Whenever a line carries the word "code", pull it out of the entries.

(Supplied material Opens)

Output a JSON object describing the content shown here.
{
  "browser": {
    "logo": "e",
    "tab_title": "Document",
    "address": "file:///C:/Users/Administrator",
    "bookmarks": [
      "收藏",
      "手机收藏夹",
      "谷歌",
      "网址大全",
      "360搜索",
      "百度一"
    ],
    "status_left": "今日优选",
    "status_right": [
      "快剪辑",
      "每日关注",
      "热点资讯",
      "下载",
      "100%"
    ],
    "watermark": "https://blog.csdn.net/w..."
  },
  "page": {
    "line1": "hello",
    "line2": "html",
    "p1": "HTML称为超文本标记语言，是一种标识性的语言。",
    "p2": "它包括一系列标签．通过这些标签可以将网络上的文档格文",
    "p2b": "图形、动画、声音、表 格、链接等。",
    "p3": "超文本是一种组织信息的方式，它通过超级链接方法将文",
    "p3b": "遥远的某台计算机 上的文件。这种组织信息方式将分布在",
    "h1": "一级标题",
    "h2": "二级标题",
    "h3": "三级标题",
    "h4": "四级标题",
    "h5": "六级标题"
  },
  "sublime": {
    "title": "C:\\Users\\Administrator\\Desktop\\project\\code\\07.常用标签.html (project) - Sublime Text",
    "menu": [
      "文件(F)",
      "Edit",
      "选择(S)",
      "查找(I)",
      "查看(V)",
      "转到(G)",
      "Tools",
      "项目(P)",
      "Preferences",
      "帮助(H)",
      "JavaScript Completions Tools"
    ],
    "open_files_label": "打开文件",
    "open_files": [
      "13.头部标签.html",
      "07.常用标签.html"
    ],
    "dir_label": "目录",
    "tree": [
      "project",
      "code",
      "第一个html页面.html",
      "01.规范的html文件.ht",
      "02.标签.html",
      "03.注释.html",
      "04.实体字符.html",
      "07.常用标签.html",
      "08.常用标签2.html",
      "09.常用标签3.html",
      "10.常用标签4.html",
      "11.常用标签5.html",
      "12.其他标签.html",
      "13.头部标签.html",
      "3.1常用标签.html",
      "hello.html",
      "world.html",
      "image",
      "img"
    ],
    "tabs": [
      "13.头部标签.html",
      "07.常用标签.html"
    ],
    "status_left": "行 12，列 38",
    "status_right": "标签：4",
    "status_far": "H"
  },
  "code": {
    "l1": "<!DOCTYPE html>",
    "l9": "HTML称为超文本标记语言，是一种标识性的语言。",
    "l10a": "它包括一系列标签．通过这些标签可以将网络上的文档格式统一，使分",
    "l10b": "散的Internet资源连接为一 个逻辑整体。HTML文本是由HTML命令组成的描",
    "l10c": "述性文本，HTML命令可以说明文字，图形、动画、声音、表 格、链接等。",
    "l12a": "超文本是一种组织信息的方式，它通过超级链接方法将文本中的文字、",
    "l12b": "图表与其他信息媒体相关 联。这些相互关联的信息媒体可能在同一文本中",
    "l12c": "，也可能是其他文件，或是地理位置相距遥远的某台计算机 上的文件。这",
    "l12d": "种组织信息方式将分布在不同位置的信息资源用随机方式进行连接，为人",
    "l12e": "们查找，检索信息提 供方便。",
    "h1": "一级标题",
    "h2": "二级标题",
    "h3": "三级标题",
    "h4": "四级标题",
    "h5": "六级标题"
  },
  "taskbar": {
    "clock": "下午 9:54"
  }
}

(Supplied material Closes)

# Answer to this problem
    "title": "C:\\Users\\Administrator\\Desktop\\project\\code\\07.常用标签.html (project) - Sublime Text",
      "code",
  "code": {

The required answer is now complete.